|Gear Hauling||*the best for bike towing (at least on the Edgerunner)||*some people claim you have to be more organized to pack a longtail (I argue no more organized than I need to be when I get to where I’m going)||*dump and go gear hauling||*surprisingly little storage space in box once kids are in|
|*so much room for kids, bikes, & stuff – it’s a bit mind boggling||*must add a rear rack if have a lot of stuff to schlep around|
|*carrying extra bikes not ideal unless you get a rack with towing trays…|
Any other aspects you are curious about? Comments you would add? Feel free to comment on this post or contact me directly.
Note: Forgive me for the obvious formatting issues! I will figure it out and clean things up so that it is easier to read the table!!!
Finding the right ‘minivan’ for your family
Hopefully you have a great local bike shop (LBS) where you can go and try out the bikes that you are thinking of. Ours is BikeBike, in Calgary. Or, if you are looking at a

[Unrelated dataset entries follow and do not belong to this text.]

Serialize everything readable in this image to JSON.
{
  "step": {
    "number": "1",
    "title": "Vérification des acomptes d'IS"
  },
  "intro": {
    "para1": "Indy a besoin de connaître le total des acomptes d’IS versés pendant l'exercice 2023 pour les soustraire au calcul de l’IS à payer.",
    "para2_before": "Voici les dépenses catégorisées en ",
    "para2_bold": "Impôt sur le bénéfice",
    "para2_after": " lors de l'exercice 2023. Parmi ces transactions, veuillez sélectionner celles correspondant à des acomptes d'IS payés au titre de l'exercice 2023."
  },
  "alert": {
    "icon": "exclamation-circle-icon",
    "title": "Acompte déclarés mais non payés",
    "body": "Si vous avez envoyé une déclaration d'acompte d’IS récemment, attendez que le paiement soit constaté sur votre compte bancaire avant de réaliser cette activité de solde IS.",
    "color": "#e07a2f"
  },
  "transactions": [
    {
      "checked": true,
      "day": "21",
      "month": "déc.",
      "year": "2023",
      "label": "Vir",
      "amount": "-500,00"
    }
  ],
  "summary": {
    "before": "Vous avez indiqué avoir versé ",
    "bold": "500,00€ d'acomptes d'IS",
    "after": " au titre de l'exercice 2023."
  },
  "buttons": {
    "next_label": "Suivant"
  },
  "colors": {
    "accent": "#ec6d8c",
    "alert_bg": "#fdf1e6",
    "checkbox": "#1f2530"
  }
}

bespoke bike like the CETMA, maybe someone in your neck-of-the-woods already owns one and the builder can connect you so that you can at least chat re: local specs and possibly take the bike for a spin. Either way, biking with your family is great, for you, for them, for raising awareness about cycling infrastructure (people can be much more compassionate towards kids on bikes than MAMILs!), and for the environment.

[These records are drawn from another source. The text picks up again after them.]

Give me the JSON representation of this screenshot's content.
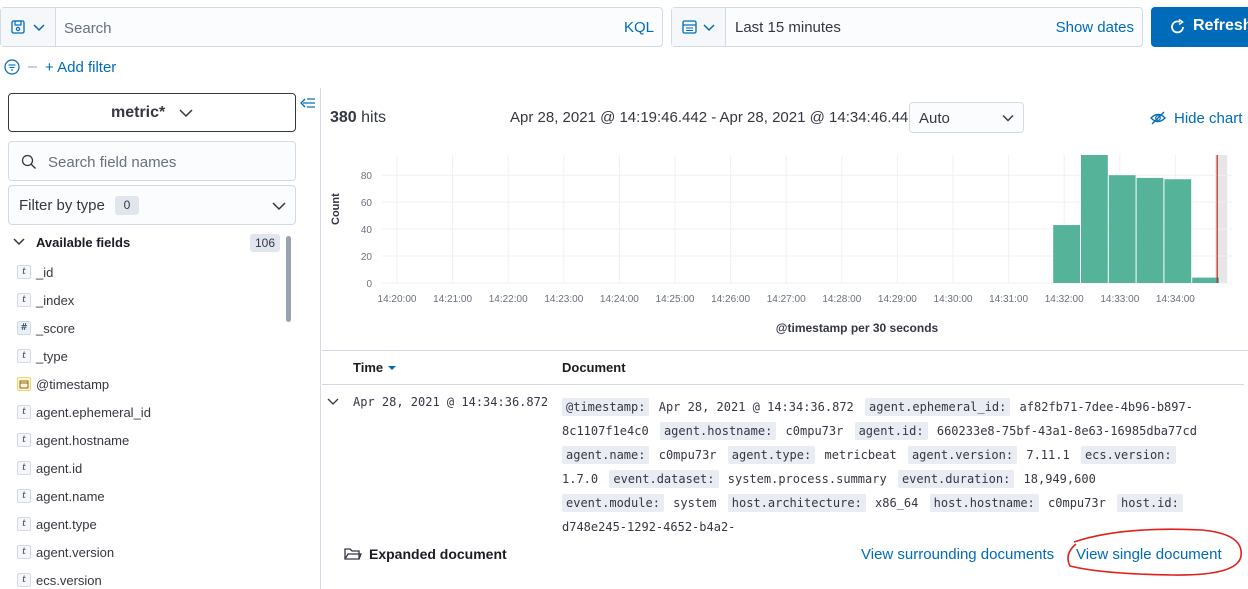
{
  "query_bar": {
    "placeholder": "Search",
    "language": "KQL"
  },
  "time_picker": {
    "range": "Last 15 minutes",
    "show_dates": "Show dates",
    "refresh": "Refresh"
  },
  "filters": {
    "add_filter": "+ Add filter"
  },
  "sidebar": {
    "index_pattern": "metric*",
    "field_search_placeholder": "Search field names",
    "filter_by_type": "Filter by type",
    "filter_by_type_count": "0",
    "available_fields_label": "Available fields",
    "available_fields_count": "106",
    "fields": [
      {
        "type": "t",
        "name": "_id"
      },
      {
        "type": "t",
        "name": "_index"
      },
      {
        "type": "#",
        "name": "_score"
      },
      {
        "type": "t",
        "name": "_type"
      },
      {
        "type": "date",
        "name": "@timestamp"
      },
      {
        "type": "t",
        "name": "agent.ephemeral_id"
      },
      {
        "type": "t",
        "name": "agent.hostname"
      },
      {
        "type": "t",
        "name": "agent.id"
      },
      {
        "type": "t",
        "name": "agent.name"
      },
      {
        "type": "t",
        "name": "agent.type"
      },
      {
        "type": "t",
        "name": "agent.version"
      },
      {
        "type": "t",
        "name": "ecs.version"
      }
    ]
  },
  "results": {
    "hits_count": "380",
    "hits_label": "hits",
    "date_range": "Apr 28, 2021 @ 14:19:46.442 - Apr 28, 2021 @ 14:34:46.442",
    "interval": "Auto",
    "hide_chart": "Hide chart"
  },
  "chart_data": {
    "type": "bar",
    "xlabel": "@timestamp per 30 seconds",
    "ylabel": "Count",
    "ylim": [
      0,
      95
    ],
    "yticks": [
      0,
      20,
      40,
      60,
      80
    ],
    "xticks": [
      "14:20:00",
      "14:21:00",
      "14:22:00",
      "14:23:00",
      "14:24:00",
      "14:25:00",
      "14:26:00",
      "14:27:00",
      "14:28:00",
      "14:29:00",
      "14:30:00",
      "14:31:00",
      "14:32:00",
      "14:33:00",
      "14:34:00"
    ],
    "bars": [
      {
        "x": "14:32:00",
        "value": 43
      },
      {
        "x": "14:32:30",
        "value": 98
      },
      {
        "x": "14:33:00",
        "value": 80
      },
      {
        "x": "14:33:30",
        "value": 78
      },
      {
        "x": "14:34:00",
        "value": 77
      },
      {
        "x": "14:34:30",
        "value": 4
      }
    ],
    "bar_color": "#54b399",
    "now_marker_color": "#bd271e"
  },
  "table": {
    "col_time": "Time",
    "col_document": "Document",
    "row_time": "Apr 28, 2021 @ 14:34:36.872",
    "fields": [
      {
        "k": "@timestamp:",
        "v": "Apr 28, 2021 @ 14:34:36.872"
      },
      {
        "k": "agent.ephemeral_id:",
        "v": "af82fb71-7dee-4b96-b897-8c1107f1e4c0"
      },
      {
        "k": "agent.hostname:",
        "v": "c0mpu73r"
      },
      {
        "k": "agent.id:",
        "v": "660233e8-75bf-43a1-8e63-16985dba77cd"
      },
      {
        "k": "agent.name:",
        "v": "c0mpu73r"
      },
      {
        "k": "agent.type:",
        "v": "metricbeat"
      },
      {
        "k": "agent.version:",
        "v": "7.11.1"
      },
      {
        "k": "ecs.version:",
        "v": "1.7.0"
      },
      {
        "k": "event.dataset:",
        "v": "system.process.summary"
      },
      {
        "k": "event.duration:",
        "v": "18,949,600"
      },
      {
        "k": "event.module:",
        "v": "system"
      },
      {
        "k": "host.architecture:",
        "v": "x86_64"
      },
      {
        "k": "host.hostname:",
        "v": "c0mpu73r"
      },
      {
        "k": "host.id:",
        "v": "d748e245-1292-4652-b4a2-"
      }
    ]
  },
  "flyout": {
    "expanded_document": "Expanded document",
    "view_surrounding": "View surrounding documents",
    "view_single": "View single document"
  }
}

If you don’t have the chance to test ride a bike or talk with a local who has the setup you want and if you plan to ride on hills, I would highly recommend going with a standard 27-gear mountain bike style setup for your drivetrain – even if you have to deal with snow – with the option of refining it to an internal hub, etc. once you know what range you need – unless you are going straight to an e-assist, in which case I’d pull the trigger and get fancy with a NuVinci, right off the bat! Internal hubs are a godsend for heavy loads and ease of maintenance and kids.
So far, the longtail is my absolute favourite for beyond the baby years, especially since I am usually hauling two kids, a pedal bike, often a balance bike, and all of our crap (snacks, extra clothes, water, tools, etc.). But, the longtail will be put away for most of the winter months as I refuse to ride it in snow and slippery conditions for fear of dumping my perched, live cargo.
Bakfiets all the way for winter, what with the low centre of gravity, protective box, and options for keeping warm. Read about another family’s first cargo bike and explore their blog to see what bikes they ended up with — they’re now completely car-free, too!
Here are some other resources that we found useful when we were sorting out this decision making process. Food for thought – lemme know if you have any thing to add (above), questions, or other resources (below):
- Bike Shop Girl’s Bullitt Review
- Carfree with Kids’ Biking with Cargo category – they have two kids, an Xtracycle, and a bakfiets, like us
- Urkai’s parent perspective on Bakfiets Cargo (Box) Bike vs. Longtail Cargo Bike
- Travelling Two’s first tour with two kids and their cargo bike set-ups
- Hum of the City general advice on choosing your bike and who to trust, plus search the blog for lots more info, pros & cons, etc. on a bunch of different bakfiets (including Metrofiets and Bakfiets.nl) and longtails (including the Edgerunner and Yuba Spicy Curry).
- Momentum Mag’s Cargo Bikes: A Complete Guide for the USA and Canada